A catphishing campaign has targeted members of the Israeli Defense Forces using Android malware called "ViperRAT." Early suspicions of responsibility were directed toward Hamas, the Palestinian Sunni group that's the de facto ruler of the Gaza Strip. Lookout Security, however, believes such attribution may have been hasty, and that, far from initial characterizations of ViperRAT as relatively primitive, the malware is in fact more sophisticated attack code with two variants: an initial profiling tool installed by social engineering, and a second-stage surveillance tool that collects contact information, geolocation data, images, and other files. Lookout thinks the malware is beyond any mobile-device attack capabilities displayed by Hamas. But, as always, treat attribution with caution, and exercise care with Android devices: there's no particular reason for ViperRAT to confine itself to IDF targets.
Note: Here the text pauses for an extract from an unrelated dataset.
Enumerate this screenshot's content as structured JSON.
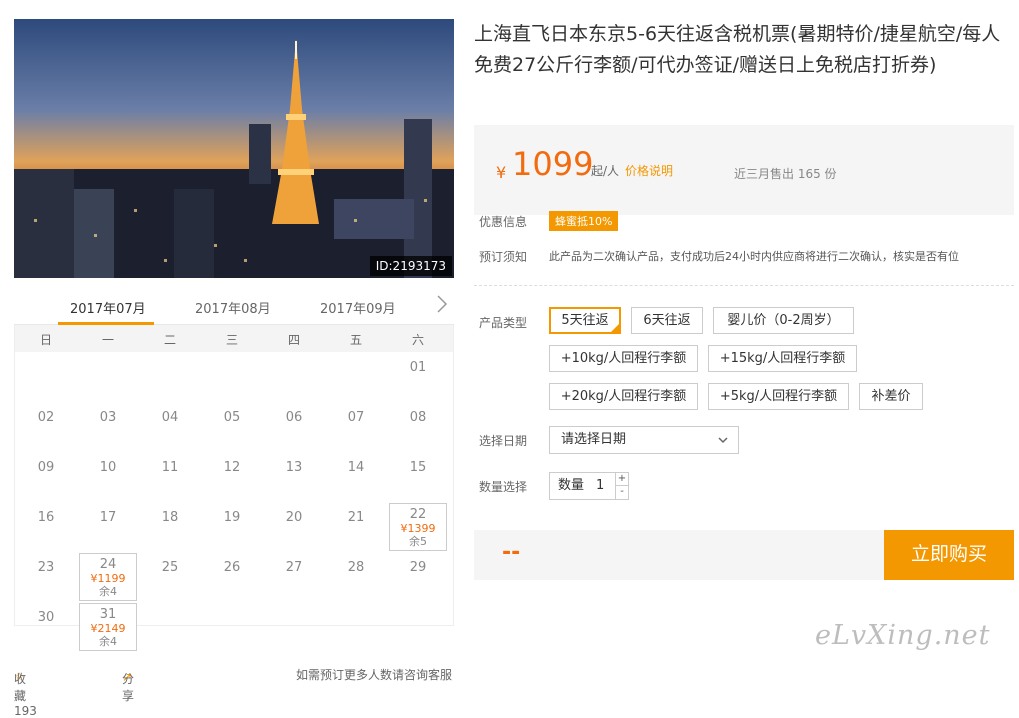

Upset (along with most of the rest of the world) by North Korean missile tests, China imposes an embargo on DPRK coal, long a staple of the North Korean economy. Observers think sanctions will prompt an increase in North Korean cyber crime as that country's government seeks to plug the economic hole.
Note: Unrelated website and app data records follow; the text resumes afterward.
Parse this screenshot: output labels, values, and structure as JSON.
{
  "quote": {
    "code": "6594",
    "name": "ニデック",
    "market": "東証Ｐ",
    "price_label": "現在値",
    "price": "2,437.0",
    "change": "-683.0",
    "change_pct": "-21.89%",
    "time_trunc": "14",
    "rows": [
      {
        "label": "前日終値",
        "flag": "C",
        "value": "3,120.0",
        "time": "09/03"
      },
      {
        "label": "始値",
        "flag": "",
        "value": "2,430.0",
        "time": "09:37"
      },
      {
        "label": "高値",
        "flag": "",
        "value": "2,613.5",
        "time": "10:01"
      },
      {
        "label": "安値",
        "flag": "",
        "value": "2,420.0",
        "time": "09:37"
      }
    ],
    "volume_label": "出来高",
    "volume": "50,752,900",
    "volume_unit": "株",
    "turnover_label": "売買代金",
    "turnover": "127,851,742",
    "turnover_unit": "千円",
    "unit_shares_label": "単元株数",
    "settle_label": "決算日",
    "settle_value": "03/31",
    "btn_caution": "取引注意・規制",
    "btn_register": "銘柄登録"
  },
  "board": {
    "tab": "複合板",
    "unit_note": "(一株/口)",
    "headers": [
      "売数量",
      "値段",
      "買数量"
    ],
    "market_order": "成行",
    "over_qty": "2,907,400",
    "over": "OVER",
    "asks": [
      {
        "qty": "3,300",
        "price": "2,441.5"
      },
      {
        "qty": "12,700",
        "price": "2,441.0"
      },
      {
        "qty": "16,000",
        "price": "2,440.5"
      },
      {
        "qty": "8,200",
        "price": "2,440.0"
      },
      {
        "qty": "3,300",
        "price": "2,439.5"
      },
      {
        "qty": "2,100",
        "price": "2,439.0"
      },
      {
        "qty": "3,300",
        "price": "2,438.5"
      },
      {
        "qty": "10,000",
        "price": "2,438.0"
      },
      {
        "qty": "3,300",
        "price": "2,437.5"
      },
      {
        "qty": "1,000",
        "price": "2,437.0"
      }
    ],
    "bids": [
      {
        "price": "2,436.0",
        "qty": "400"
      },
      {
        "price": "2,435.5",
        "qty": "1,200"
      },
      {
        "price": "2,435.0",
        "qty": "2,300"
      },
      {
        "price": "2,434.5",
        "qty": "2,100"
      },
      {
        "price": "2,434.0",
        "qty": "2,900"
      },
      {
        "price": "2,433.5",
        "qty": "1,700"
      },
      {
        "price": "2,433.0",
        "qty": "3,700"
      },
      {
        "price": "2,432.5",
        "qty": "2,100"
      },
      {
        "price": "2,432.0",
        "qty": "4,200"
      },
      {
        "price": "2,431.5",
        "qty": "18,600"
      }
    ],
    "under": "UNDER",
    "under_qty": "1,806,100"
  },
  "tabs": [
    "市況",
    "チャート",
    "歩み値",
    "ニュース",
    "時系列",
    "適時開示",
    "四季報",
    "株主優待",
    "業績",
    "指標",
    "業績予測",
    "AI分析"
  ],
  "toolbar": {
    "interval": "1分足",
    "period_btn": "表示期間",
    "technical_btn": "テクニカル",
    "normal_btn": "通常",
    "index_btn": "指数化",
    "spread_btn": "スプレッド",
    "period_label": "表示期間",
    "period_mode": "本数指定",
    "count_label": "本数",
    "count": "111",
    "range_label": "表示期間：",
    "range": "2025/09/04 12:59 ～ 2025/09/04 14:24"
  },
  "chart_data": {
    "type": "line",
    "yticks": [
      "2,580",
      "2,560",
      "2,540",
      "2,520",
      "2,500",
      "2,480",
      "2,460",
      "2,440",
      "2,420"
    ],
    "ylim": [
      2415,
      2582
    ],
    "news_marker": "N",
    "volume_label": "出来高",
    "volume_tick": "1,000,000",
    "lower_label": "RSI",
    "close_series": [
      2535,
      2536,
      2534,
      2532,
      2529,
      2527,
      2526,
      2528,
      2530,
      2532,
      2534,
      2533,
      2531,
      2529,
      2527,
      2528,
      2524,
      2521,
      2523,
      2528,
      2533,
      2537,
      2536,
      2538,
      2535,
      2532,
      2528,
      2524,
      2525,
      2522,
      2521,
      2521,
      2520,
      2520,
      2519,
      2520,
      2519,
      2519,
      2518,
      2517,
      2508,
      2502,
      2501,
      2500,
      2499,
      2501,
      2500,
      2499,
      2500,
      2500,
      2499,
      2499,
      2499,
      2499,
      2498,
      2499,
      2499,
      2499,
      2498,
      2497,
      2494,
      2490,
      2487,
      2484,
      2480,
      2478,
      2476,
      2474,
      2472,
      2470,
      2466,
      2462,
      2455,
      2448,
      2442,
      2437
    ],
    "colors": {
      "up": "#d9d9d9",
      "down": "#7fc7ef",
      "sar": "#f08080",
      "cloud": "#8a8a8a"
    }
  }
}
Cisco is tracking "Magic Hound," a RAT-centric campaign targeting Saudi businesses. The attackers gain their entrée by phishing.
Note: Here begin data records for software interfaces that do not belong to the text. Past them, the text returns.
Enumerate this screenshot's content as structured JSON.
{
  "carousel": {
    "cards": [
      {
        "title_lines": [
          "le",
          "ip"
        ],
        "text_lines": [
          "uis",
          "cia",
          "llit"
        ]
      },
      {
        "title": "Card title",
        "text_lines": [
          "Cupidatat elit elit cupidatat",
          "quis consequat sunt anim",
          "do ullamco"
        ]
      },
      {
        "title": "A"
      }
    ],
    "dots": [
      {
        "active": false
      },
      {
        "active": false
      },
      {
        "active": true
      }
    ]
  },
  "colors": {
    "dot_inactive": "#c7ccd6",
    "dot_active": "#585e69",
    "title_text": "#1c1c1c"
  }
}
IBM's X-Force has continued its investigation of Shamoon, the destructive campaign against Saudi Aramco and other Gulf targets that reappeared in November 2016 and January 2017. Researchers believe the initial infection was through malicious macros in a compromised document.
Verizon will buy Yahoo!'s core assets, but at a discount.